Amid overall weakness in industrial commodities, all that glitters is gold. Gold prices surged in recent weeks as fears of a global slowdown persisted.
Gold’s annual average price last year was US$1,268 per ounce, and is forecasted at US$1,400 for 2019, according to Toronto-based Bank of Nova Scotia’s global outlook for the fourth quarter. Gold could shine even brighter in 2020, with prices forecasted to average US$1,550 per ounce, up from US$1,350 per ounce in Scotiabank’s previous outlook.
Gold’s resurgence can be attributed to rising geopolitical risk, which boosts demand for safe-haven assets, and looser monetary policy, which reduces the opportunity cost of holding non-yielding bullion.
“While base metals, most notably copper, have waned amidst weak investment and a sluggish Chinese economy, precious metals like gold have traded at their strongest levels since the eurozone crisis as investors retreat into haven assets and central banks’ prior tightening paths give way to renewed interest rate cuts,” Scotiabank’s outlook said.

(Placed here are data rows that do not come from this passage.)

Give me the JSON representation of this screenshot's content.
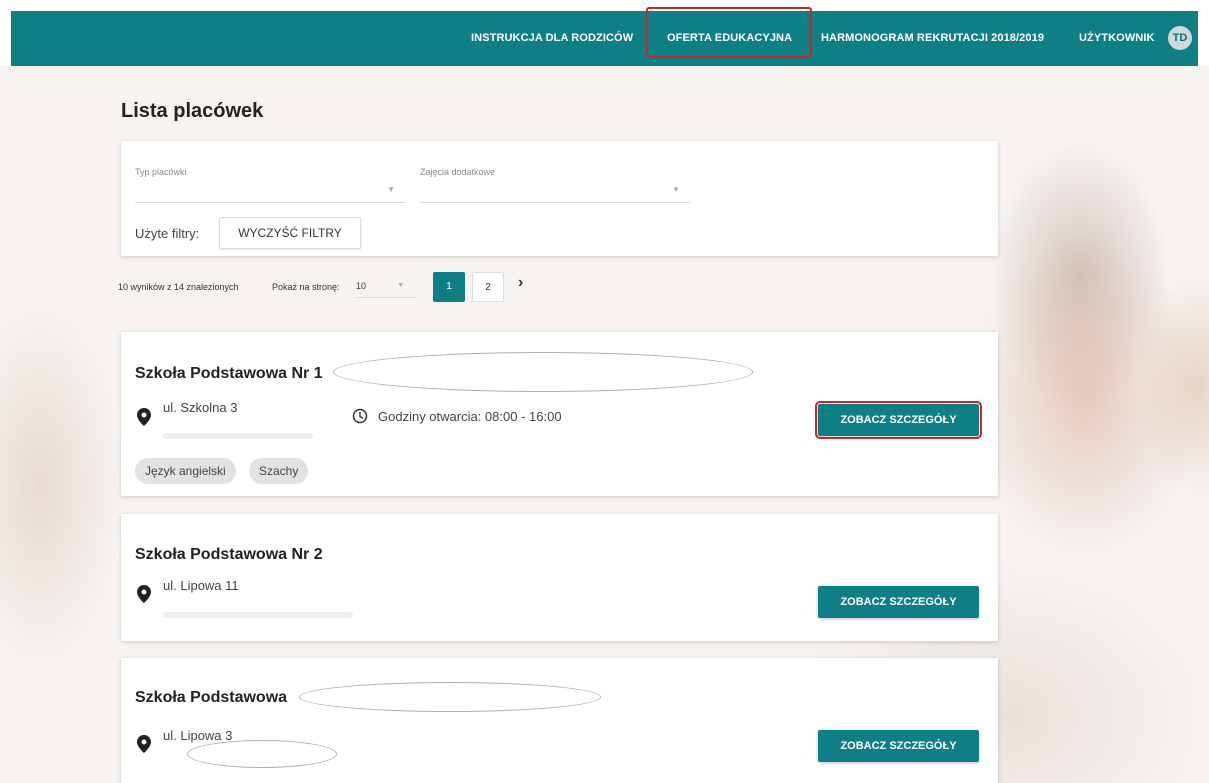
{
  "nav": {
    "items": [
      {
        "label": "INSTRUKCJA DLA RODZICÓW"
      },
      {
        "label": "OFERTA EDUKACYJNA"
      },
      {
        "label": "HARMONOGRAM REKRUTACJI 2018/2019"
      },
      {
        "label": "UŻYTKOWNIK"
      }
    ],
    "avatar_initials": "TD",
    "accent_color": "#0f7f86",
    "highlight_color": "#c62828"
  },
  "page": {
    "title": "Lista placówek"
  },
  "filters": {
    "type_label": "Typ placówki",
    "extra_label": "Zajęcia dodatkowe",
    "used_filters_label": "Użyte filtry:",
    "clear_button": "WYCZYŚĆ FILTRY"
  },
  "pagination": {
    "results_text": "10 wyników z 14 znalezionych",
    "per_page_label": "Pokaż na stronę:",
    "per_page_value": "10",
    "pages": [
      "1",
      "2"
    ],
    "current_page": "1",
    "next_icon": "chevron-right-icon"
  },
  "schools": [
    {
      "name": "Szkoła Podstawowa Nr 1",
      "address": "ul. Szkolna 3",
      "hours": "Godziny otwarcia: 08:00 - 16:00",
      "button": "ZOBACZ SZCZEGÓŁY",
      "tags": [
        "Język angielski",
        "Szachy"
      ]
    },
    {
      "name": "Szkoła Podstawowa Nr 2",
      "address": "ul. Lipowa 11",
      "button": "ZOBACZ SZCZEGÓŁY"
    },
    {
      "name": "Szkoła Podstawowa",
      "address": "ul. Lipowa 3",
      "button": "ZOBACZ SZCZEGÓŁY"
    }
  ]
}
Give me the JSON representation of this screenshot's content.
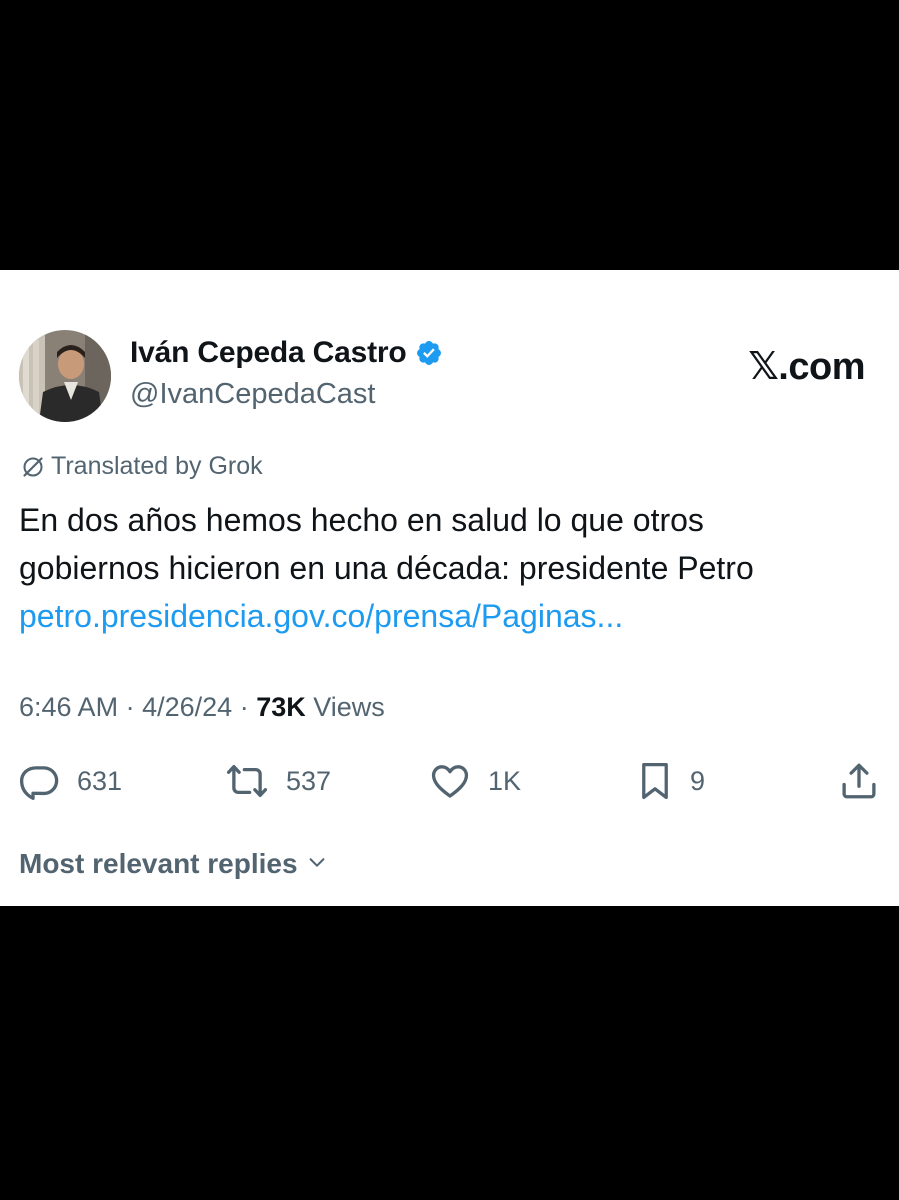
{
  "tweet": {
    "author": {
      "display_name": "Iván Cepeda Castro",
      "handle": "@IvanCepedaCast",
      "verified": true
    },
    "brand": "𝕏.com",
    "translation_note": "Translated by Grok",
    "text_lines": [
      "En dos años hemos hecho en salud lo que otros",
      "gobiernos hicieron en una década: presidente Petro"
    ],
    "link": "petro.presidencia.gov.co/prensa/Paginas...",
    "time": "6:46 AM",
    "separator": "·",
    "date": "4/26/24",
    "views_count": "73K",
    "views_label": "Views"
  },
  "actions": {
    "replies": "631",
    "reposts": "537",
    "likes": "1K",
    "bookmarks": "9"
  },
  "replies_sort": {
    "label": "Most relevant replies"
  },
  "colors": {
    "text": "#0f1419",
    "secondary": "#536471",
    "link": "#1d9bf0",
    "verified": "#1d9bf0",
    "background": "#ffffff",
    "frame": "#000000"
  },
  "icons": [
    "verified-badge-icon",
    "translate-icon",
    "reply-icon",
    "repost-icon",
    "like-icon",
    "bookmark-icon",
    "share-icon",
    "chevron-down-icon"
  ]
}
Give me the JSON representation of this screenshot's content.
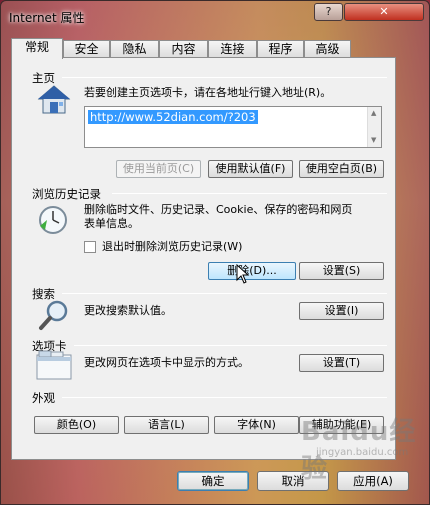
{
  "window": {
    "title": "Internet 属性",
    "help_glyph": "?",
    "close_glyph": "✕"
  },
  "tabs": [
    {
      "label": "常规"
    },
    {
      "label": "安全"
    },
    {
      "label": "隐私"
    },
    {
      "label": "内容"
    },
    {
      "label": "连接"
    },
    {
      "label": "程序"
    },
    {
      "label": "高级"
    }
  ],
  "home": {
    "title": "主页",
    "description": "若要创建主页选项卡，请在各地址行键入地址(R)。",
    "url": "http://www.52dian.com/?203",
    "use_current": "使用当前页(C)",
    "use_default": "使用默认值(F)",
    "use_blank": "使用空白页(B)"
  },
  "history": {
    "title": "浏览历史记录",
    "description_line1": "删除临时文件、历史记录、Cookie、保存的密码和网页",
    "description_line2": "表单信息。",
    "checkbox_label": "退出时删除浏览历史记录(W)",
    "delete_button": "删除(D)...",
    "settings_button": "设置(S)"
  },
  "search": {
    "title": "搜索",
    "description": "更改搜索默认值。",
    "settings_button": "设置(I)"
  },
  "tabs_section": {
    "title": "选项卡",
    "description": "更改网页在选项卡中显示的方式。",
    "settings_button": "设置(T)"
  },
  "appearance": {
    "title": "外观",
    "colors": "颜色(O)",
    "languages": "语言(L)",
    "fonts": "字体(N)",
    "accessibility": "辅助功能(E)"
  },
  "footer": {
    "ok": "确定",
    "cancel": "取消",
    "apply": "应用(A)"
  },
  "watermark": {
    "text": "Baidu经验",
    "sub": "jingyan.baidu.com"
  }
}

Gold’s resilience amid climate risk
As macroeconomic factors help push investors toward gold, they might also want to consider how the precious metal fares on climate risk.
A report released today by U.K.-based World Gold Council examined how gold’s role as an investment could potentially be affected by climate-related risks, compared to other investments. (The council acts as the gold industry’s market development organization, and the report was produced with technical support from independent sustainability consultancy Anthesis.)
The council has refined its emissions estimates associated with gold’s production and consumption, which totalled about 126 million tonnes of carbon dioxide equivalent. That figure was 124 million tonnes in 2018. The newer figure comprises all aspects of production and consumption, whereas the older one focused on production only.
The primary source of emissions was found to be energy use in gold production. To move the needle on those emissions, the report outlined suggestions to transition toward net-zero practically and cost-effectively. These included sourcing renewable electricity and upgrading to energy-efficient technologies.
Several companies’ attempts at such innovation were described in the report. For example, Agnico Eagle, headquartered in Toronto, is working with local experts in Nunavut to build alternative energy sources — specifically, hydroelectric transmission and fibre-optic infrastructure.
The report also considered gold’s risk-return profile and portfolio performance relative to other assets in the context of climate-related risks. It found that gold’s performance was “relatively robust” across various climate scenarios of increasing global temperatures, in part due to its role as a safe-haven market insurance.
That bodes well for gold, as does increased market volatility, the report concluded: “Gold’s roles as a risk hedge, portfolio diversifier and market insurance asset are well documented; heightened market volatility and uncertainty from climate-related risks should therefore be supportive of gold.”